Beef, tenderloin, separable lean and fat, trimmed to 0" fat, all grades, cooked, broiled
This is one of the lowest fat cuts of beef, high in some nutrients and relatively low in calories and fat. A three ounce serving has 185 calories, 9 grams of fat, roughly equal to 5 weight watcher points.
Lately, red meat has been getting a lot of bad press. Studies havelinked red meat to heart disease, atherosclerosis, and even some typesof cancer. But while the greasy, charcoal-burned, bacon cheeseburgerserved with deep fried French fries is a bad idea, a nice bit of leanbeef, added to stews or stir-fries or your favorite burrito recipe, mayactually be healthy for you. First of all, lean beef is a very goodsource of protein providing 64.1% of the daily value for protein injust 4 ounces. But did you know that lean organic beef also containsnutrients that protect your heart and prevent colon cancer?
In addition to being a very good source of protein, lean, organicbeef is a very good source of vitamin B12, and a good source of vitaminB6. Vitamin B12 along with vitamin B6 are two vitamins needed by the body to convert the potentially dangerous chemical homocysteineinto other, benign molecules. Since high homocysteine levels areassociated with an increased risk of heart attack and stroke, gettingplenty of these B vitamins in your diet is important (homocysteine isalso associated with osteoporosis, and a recent study found thatosteoporosis occurred more frequently among women whose vitamin B12status was deficient or marginal compared with those who had normal B12status.) A four-ounce serving of lean beef provides 48.7% of the dailyvalue for vitamin B12 plus 24.5% of the DV for B6.

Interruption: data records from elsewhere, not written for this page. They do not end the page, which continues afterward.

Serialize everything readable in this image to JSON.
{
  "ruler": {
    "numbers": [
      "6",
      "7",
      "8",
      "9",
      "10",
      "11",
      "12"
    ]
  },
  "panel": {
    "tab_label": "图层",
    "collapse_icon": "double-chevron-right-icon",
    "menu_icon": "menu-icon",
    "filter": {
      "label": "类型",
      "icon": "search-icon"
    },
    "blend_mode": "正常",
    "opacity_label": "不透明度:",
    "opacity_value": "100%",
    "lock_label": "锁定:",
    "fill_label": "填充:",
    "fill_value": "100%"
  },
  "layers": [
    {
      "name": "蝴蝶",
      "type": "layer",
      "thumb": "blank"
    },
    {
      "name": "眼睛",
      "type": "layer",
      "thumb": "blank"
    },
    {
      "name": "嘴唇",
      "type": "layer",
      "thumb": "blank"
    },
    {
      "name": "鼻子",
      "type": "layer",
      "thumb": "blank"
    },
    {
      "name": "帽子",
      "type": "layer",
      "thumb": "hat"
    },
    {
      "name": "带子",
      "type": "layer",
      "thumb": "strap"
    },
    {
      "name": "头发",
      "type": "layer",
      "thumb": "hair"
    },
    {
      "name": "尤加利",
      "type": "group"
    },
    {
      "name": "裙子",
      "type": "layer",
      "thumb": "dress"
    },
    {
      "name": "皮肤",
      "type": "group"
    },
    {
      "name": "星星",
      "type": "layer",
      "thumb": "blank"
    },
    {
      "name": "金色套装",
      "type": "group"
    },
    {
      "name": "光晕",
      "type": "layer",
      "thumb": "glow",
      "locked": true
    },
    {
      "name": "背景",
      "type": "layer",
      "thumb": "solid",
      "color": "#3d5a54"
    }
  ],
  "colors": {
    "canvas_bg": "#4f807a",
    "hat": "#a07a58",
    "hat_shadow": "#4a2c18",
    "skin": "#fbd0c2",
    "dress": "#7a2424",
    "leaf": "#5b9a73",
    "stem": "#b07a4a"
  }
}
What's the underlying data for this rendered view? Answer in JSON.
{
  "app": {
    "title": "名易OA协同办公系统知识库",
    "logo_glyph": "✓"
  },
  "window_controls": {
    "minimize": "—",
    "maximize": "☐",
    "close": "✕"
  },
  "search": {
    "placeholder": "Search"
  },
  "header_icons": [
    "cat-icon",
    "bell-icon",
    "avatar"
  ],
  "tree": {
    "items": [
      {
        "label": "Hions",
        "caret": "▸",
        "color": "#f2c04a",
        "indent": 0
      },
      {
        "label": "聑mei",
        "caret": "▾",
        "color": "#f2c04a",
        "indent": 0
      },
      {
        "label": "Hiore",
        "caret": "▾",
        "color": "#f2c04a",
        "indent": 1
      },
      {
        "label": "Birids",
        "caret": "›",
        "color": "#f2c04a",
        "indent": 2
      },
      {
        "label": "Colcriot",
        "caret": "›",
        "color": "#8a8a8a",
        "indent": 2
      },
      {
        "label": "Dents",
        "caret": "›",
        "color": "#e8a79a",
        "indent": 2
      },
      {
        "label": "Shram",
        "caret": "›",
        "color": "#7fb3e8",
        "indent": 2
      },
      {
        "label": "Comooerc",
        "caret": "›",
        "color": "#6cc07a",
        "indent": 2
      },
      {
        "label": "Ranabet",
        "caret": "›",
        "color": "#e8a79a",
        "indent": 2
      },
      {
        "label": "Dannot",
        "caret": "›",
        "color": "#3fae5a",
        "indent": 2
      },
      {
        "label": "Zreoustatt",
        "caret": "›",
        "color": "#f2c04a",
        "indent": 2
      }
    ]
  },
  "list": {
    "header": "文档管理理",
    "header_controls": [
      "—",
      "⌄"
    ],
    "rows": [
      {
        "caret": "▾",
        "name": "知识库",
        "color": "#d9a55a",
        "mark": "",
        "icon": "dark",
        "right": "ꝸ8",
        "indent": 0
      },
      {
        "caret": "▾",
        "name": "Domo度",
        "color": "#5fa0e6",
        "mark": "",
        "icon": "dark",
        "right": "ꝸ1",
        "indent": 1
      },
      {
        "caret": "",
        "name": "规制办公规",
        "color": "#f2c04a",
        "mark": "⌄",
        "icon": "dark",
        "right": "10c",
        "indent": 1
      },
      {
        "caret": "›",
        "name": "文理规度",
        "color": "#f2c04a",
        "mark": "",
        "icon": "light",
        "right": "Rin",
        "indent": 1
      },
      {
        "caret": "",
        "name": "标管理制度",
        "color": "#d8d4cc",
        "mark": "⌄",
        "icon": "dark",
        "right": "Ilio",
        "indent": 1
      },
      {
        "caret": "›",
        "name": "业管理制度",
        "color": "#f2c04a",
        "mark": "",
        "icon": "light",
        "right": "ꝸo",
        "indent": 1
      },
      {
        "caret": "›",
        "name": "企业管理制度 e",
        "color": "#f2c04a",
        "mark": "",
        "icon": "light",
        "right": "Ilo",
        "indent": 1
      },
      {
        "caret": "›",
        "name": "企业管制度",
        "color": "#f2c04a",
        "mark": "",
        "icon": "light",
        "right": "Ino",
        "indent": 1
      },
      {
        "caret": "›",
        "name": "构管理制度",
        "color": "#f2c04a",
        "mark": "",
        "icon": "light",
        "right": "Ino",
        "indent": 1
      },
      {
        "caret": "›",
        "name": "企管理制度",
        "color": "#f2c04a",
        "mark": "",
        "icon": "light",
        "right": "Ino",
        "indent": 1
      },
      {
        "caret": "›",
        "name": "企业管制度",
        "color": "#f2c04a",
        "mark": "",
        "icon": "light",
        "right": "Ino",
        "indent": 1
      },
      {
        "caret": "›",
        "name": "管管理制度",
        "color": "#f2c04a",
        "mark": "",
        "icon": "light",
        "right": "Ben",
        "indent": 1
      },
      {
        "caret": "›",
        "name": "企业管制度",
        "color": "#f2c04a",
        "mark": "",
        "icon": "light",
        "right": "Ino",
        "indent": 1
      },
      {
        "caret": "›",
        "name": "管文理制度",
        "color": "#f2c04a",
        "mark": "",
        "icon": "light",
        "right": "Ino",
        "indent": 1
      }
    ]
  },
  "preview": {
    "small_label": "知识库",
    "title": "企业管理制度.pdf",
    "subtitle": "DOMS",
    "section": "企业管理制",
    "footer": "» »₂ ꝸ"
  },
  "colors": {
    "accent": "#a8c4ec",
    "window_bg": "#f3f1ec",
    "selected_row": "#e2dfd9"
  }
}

Diets high in vitamin B12-rich foods, especially if they are low infat, are also associated with a reduced risk of colon cancer. And,organic beef is also a good source of the trace minerals selenium and zinc. Selenium, another nutrient in lean beef that helps reduce the risk of colon cancer, is needed for the proper function of glutathione peroxidase,an important internally produced antioxidant that has also been shownto reduce the severity of inflammatory conditions like asthma andrheumatoid arthritis. Selenium is incorporated at the active site ofglutathione peroxidase, which is particularly important for cancerprotection. Glutathione peroxidase is used in the liver to detoxify awide range of potentially harmful molecules, which might otherwisewreak havoc on any cells with which they come in contact, damagingtheir cellular DNA and promoting the development of cancer cells. Forthis and other reasons, foods rich in selenium are also associated witha reduced risk for colon cancer. Accumulated evidence from prospectivestudies, intervention trials and studies on animal models of cancerhave suggested a strong inverse correlation between selenium intake andcancer incidence. Selenium has been shown to induce DNA repair andsynthesis in damaged cells, to inhibit the proliferation of cancercells, and to induce their apoptosis, the self-destruct sequence thebody uses to eliminate worn out or abnormal cells. A four-ounce servingof lean beef supplies 50.3% of the daily value for selenium.
Lean beef is a good source of zinc, which is helpful forpreventing the damage to blood vessel walls that can contribute toatherosclerosis and is also needed for the proper function of theimmune system, making it a good nutrient for helping to preventinfections or recurrent ear infections. New researchsuggests that another reason for older men to make zinc-rich foods,such as beef, a regular part of their healthy way of eating is bonemineral density. Although osteoporosis is often thought to be a diseasefor which postmenopausal women are at highest risk, it is also apotential problem for older men. Almost 30% of hip fractures occur inmen, and 1 in 8 men over age 50 will have an osteoporotic fracture. Astudy of 396 men ranging in age from 45-92 that was published in theSeptember 2004 issue of the American Journal of Clinical Nutritionfound a clear correlation between low dietary intake of zinc, low bloodlevels of the trace mineral, and osteoporosis at the hip andspine.(October 18, 2004) Four ounces of lean beef contains 42.2% of the daily value for zinc.
So don't think eating healthy means saying goodbye to beef.Lean, low-fat organic beef tenderloin can actually be a healthyaddition to a good, whole foods diet.
"Where's the beef?" is not only a famous advertising slogan. It is aquestion that one can ask regarding a healthy diet since lean beefprovides a vast resource of important nutrients.
Beef is available in a wide variety of cuts that can fulfillmany different recipe needs. The different cuts range in texture andtenderness as well as in fat content, making beef a very versatilefood. The leanest cuts of beef are taken from the back leg bone, calledthe round bone. These include eye of round, top round, and bottomround. These cuts are the leanest (most muscular) because the cow usesits back legs as its primary means of movement. The underbelly,including rib, ribeye, spare rib, and brisket, is the site of thefattiest cuts.
In Latin, the scientific name for cow is Bos taurus.